Update, July 4, 2018: Yesterday’s FCC filing confirmed the Galaxy Note 9 S Pen will have Bluetooth, but how will it be charged?
A dive into an FCC test report shows the S Pen stylus will be juiced up via the phablet itself. This presumably means the stylus is charged via the S Pen slot rather than an annoying cable. The regulatory filing also notes that the S Pen can enter charging mode when the phone is wirelessly charged.
Hopefully, the charging S Pen doesn’t significantly impact the battery life of the Galaxy Note 9. Then again, it shouldn’t require a ton of juice to charge in the first place, given its small size and lack of other components (e.g. a screen and modem).
Heck, this all sounds somewhat similar to the Apple Pencil, which uses Bluetooth and charges via the iPad’s Lightning connector. Apple’s stylus is rated for up to 12 hours of usage, while a 15-second charge yields 30 minutes of use.

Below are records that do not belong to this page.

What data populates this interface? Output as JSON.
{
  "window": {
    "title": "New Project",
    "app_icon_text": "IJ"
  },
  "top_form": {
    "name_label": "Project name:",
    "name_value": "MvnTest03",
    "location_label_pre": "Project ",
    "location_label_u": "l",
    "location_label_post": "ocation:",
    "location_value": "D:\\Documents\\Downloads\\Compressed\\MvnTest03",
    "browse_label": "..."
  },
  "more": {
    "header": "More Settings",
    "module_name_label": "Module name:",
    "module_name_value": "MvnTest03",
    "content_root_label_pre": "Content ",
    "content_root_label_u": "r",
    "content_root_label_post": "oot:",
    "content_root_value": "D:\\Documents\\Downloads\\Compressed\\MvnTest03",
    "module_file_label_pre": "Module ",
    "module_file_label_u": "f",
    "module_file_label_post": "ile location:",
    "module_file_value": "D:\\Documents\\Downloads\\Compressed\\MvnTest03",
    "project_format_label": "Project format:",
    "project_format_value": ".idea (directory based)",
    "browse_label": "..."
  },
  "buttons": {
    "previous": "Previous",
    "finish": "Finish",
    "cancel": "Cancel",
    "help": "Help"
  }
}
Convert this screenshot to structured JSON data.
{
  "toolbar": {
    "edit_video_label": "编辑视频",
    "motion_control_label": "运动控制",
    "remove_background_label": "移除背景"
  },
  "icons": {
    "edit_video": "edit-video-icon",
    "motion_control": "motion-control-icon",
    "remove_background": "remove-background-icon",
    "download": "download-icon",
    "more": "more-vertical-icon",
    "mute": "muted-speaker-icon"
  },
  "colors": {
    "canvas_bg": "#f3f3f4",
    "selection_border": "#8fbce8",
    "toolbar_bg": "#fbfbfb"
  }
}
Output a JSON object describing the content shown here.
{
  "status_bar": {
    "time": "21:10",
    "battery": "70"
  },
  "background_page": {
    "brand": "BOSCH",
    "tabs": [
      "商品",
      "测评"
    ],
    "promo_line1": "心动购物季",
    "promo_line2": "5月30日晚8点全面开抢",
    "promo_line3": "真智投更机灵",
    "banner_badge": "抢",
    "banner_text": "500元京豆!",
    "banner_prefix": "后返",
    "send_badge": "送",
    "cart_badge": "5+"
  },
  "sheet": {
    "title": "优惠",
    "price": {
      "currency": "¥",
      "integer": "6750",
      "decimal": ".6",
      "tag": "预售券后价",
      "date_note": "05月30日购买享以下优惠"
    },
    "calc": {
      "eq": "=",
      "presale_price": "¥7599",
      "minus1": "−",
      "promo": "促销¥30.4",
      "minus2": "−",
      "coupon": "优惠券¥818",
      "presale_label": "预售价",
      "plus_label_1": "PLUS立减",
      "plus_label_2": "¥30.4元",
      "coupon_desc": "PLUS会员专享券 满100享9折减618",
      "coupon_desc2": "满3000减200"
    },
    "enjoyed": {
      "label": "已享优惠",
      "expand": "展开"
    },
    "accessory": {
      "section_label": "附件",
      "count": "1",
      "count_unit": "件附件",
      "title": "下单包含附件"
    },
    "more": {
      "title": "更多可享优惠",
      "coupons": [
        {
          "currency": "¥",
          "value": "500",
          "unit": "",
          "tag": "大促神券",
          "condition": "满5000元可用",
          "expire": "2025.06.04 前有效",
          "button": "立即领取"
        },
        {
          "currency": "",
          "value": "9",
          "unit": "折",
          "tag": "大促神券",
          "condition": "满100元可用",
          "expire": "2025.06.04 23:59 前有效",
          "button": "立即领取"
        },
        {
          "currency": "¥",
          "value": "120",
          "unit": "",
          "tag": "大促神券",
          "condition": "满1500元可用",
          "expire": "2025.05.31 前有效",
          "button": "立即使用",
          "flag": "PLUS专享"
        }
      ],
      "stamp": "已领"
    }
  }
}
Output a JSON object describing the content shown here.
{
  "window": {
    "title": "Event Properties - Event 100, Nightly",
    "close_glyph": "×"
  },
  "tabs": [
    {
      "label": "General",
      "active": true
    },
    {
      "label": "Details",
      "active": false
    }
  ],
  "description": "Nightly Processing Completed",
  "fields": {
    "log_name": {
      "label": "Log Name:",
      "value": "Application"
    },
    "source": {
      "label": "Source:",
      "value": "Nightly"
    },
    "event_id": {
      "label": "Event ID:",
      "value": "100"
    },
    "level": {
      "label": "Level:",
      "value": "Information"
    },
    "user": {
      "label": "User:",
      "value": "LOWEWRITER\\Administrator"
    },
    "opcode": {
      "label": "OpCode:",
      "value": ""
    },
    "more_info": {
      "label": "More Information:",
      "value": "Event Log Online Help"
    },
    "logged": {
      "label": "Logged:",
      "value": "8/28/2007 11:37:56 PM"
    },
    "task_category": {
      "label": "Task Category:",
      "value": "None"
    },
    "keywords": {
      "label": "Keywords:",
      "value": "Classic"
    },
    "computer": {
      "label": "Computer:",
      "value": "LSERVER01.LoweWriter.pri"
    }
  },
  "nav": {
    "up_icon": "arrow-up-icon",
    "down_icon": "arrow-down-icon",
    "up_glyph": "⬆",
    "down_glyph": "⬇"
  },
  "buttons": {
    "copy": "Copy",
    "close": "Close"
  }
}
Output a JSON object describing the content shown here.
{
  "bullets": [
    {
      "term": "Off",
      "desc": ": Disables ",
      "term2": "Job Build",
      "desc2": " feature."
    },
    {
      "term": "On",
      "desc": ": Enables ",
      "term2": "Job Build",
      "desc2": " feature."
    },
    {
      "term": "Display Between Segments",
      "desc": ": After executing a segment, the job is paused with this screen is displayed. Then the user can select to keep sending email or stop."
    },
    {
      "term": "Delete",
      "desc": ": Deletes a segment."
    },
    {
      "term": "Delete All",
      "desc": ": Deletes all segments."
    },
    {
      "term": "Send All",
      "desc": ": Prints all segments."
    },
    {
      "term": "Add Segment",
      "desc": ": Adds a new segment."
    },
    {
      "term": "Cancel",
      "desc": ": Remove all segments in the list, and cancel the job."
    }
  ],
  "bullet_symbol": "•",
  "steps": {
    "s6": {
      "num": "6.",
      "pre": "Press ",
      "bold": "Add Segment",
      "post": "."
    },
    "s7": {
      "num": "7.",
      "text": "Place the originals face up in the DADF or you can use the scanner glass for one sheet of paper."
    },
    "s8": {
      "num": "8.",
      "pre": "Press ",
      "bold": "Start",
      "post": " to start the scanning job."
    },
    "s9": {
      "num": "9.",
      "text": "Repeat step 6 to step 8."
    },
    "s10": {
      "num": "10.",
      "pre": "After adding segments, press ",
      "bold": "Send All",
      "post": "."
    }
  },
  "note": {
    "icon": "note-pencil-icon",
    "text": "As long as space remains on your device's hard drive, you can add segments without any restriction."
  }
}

If Samsung can deliver this kind of fast charging and endurance, I’m sure Galaxy Note 9 owners will be happy.
Original article, July 3, 2018: Samsung will launch the Samsung Galaxy Note 9 on August 9. When Sammy announced the date, it included a closeup image of a new button the Note 9’s S Pen stylus, which many speculated meant some sort of Bluetooth functionality.
Now, via a filing with the FCC for the new S Pen, we know for sure that the stylus does, in fact, have Bluetooth. However, we don’t know for sure what that really means.
The most prominent rumor right now points to the idea of the S Pen having the ability to create digital signatures. Samsung admitted to working on a digital signature feature last year, so it makes perfect sense if the S Pen does have that capability.
It is also possible that the Bluetooth connection will enable users to manipulate media players on their Note 9 – playing music, skipping tracks, starting/stopping video playback, etc. It’s also possible that you could launch Bixby – Samsung’s virtual assistant – using the Bluetooth button.
The Samsung Galaxy Note 9’s S Pen will have the model number EJ-PN960 and use 2.4GHz Bluetooth to connect to the main device. The Note 9 itself is the SM-N960, so it looks like the model numbers match up quite nicely.
In related news, the United States’ unlocked variant of the Note 9 passed through the FCC today as well, which gives us information on the radio bands the device will support. That list is below: